### Assigned task
Scan the material below for the string "JSON". Report every line that has it.

### The input
/---

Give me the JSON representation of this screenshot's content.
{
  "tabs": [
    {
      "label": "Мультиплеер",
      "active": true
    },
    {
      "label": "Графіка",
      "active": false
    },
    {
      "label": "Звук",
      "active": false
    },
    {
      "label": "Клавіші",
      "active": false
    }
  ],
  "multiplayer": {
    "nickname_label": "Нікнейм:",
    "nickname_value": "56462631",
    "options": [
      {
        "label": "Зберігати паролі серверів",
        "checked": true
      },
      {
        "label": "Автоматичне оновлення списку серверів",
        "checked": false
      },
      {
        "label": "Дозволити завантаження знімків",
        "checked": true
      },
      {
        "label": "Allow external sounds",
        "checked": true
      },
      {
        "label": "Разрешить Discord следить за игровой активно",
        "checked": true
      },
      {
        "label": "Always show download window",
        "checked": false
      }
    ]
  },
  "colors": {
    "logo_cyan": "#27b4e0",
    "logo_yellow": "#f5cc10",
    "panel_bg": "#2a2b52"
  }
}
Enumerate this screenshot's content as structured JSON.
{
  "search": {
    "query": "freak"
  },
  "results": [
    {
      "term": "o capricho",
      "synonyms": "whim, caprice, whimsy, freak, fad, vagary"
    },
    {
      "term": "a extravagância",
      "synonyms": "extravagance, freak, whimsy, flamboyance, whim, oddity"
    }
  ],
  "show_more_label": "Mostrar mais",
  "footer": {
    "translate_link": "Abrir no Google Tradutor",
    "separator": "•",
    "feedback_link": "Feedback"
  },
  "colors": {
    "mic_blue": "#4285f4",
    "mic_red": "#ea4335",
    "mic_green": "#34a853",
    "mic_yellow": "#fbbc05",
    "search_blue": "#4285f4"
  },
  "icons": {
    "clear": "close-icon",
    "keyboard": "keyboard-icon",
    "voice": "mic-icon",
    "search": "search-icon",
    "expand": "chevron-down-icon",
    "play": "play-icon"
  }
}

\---

### Answer box
Give me the JSON representation of this screenshot's content.
Enumerate this screenshot's content as structured JSON.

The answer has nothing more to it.